And then there’s Johnny Cash’s version. Would you lay with me in a field of stone? What can you say about a song that sounds like a man standing at his fresh-dug grave, hoping one person will keep him company, even through death? It’s beautiful and heartbreaking and hard to hear.

Same song, three different artists, three different worlds of possibility evoked by their performances.

The Mark on the Beast

Oh, my god. Let’s be done with the depressing stuff and instead focus on the strange.

Mrs. Wigglebottom has a sowelo on the back of her left front leg.

Mrs. Wigglebottom, you are the light of my world.
I bow before your divine judgment.
I faint at the smell of your stinky farts.

(Hmm. This rune poem composing business is much easier than it looks.)

7:20–Edited to add:

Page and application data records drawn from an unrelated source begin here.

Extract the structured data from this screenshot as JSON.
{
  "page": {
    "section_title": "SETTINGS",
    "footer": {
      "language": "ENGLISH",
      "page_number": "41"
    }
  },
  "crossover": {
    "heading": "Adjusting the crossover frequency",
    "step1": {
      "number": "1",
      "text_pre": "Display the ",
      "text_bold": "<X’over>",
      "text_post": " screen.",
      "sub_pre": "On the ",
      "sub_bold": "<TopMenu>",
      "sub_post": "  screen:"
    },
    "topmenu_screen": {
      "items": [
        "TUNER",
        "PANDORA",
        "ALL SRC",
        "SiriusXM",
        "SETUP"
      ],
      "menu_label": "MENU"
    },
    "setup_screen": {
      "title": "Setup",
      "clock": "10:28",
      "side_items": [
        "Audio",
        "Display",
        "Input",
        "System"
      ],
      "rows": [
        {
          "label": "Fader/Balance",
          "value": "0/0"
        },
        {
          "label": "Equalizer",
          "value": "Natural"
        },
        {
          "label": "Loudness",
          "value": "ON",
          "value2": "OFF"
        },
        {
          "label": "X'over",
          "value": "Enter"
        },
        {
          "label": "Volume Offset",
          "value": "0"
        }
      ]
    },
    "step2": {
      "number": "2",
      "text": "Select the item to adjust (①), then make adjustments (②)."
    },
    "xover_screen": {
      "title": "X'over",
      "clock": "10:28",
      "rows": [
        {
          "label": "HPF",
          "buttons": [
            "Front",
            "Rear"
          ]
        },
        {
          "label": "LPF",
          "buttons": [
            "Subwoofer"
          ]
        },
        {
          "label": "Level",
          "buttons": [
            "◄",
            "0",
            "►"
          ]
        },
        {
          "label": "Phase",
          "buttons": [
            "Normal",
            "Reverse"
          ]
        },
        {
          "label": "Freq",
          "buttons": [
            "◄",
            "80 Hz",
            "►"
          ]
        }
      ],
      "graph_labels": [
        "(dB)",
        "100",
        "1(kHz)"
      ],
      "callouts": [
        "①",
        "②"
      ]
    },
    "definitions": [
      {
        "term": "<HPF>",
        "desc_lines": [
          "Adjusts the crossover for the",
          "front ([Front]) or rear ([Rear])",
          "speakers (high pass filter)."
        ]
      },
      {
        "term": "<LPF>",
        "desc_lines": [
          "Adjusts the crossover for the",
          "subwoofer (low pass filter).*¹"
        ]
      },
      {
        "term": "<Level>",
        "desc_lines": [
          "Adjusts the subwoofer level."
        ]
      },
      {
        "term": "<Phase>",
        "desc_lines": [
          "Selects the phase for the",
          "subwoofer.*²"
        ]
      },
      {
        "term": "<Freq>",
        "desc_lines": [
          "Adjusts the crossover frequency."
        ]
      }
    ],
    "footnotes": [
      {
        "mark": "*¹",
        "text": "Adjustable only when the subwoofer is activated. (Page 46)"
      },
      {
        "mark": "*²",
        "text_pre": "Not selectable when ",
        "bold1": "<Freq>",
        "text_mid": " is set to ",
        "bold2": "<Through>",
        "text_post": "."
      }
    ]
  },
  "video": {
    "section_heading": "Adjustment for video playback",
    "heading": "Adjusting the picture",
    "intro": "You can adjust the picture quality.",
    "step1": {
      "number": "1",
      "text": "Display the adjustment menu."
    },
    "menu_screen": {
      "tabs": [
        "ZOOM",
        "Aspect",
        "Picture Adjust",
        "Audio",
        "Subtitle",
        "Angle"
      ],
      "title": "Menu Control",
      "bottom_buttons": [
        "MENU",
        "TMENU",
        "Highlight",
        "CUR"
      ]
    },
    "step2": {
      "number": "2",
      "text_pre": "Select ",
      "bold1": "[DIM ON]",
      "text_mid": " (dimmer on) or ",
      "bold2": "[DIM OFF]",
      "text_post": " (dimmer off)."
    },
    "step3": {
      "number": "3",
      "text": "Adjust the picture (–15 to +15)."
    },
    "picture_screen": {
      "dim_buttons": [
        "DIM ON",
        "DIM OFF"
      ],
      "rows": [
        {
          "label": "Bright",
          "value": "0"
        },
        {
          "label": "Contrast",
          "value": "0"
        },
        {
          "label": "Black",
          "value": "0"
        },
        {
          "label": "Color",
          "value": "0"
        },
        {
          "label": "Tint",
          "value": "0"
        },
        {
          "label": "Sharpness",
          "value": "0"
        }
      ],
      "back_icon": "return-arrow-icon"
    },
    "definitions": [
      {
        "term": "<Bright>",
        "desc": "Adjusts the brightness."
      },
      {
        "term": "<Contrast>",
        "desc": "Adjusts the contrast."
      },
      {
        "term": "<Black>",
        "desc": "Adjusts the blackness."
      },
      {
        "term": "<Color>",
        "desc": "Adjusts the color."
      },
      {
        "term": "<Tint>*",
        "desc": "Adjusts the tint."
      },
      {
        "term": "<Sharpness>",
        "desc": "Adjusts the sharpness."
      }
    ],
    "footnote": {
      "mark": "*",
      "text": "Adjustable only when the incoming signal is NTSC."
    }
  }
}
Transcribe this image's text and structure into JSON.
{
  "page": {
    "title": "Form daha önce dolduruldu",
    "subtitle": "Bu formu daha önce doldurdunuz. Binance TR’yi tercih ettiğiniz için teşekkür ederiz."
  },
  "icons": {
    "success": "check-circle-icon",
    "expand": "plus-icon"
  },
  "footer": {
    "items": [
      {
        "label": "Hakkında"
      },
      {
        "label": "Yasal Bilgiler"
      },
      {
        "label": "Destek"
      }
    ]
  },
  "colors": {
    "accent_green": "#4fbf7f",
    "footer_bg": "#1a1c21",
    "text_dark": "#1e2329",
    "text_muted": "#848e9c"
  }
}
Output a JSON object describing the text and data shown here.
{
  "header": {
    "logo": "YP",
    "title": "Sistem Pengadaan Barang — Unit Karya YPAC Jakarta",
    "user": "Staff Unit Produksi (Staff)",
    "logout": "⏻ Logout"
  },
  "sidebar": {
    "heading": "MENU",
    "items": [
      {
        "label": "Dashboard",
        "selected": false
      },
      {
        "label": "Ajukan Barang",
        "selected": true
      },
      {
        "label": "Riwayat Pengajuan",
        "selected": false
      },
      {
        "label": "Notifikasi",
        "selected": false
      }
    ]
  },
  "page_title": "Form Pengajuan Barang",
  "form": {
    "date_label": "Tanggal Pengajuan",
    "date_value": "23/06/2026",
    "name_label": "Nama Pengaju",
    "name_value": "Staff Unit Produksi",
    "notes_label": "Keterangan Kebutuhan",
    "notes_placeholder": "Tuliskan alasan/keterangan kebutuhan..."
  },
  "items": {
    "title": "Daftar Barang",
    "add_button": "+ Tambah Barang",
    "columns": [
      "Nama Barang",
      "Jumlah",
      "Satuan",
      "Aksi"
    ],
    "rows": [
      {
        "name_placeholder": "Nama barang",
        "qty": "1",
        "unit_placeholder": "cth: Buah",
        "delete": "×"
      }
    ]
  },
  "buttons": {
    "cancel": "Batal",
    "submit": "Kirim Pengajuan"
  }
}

Holy shit! You know what I just right fucking now put together? The recalcitrant brother acquired Mrs. Wigglebottom back in the day. The recalcitrant brother whose life is being underwritten by one of the more famous hate groups/social clubs of the American South?

Do you think that it’s a coincidence that Mr. “I let the Klan raise my son and feed me three or four times a week” would have a Nazi dog? I have my doubts.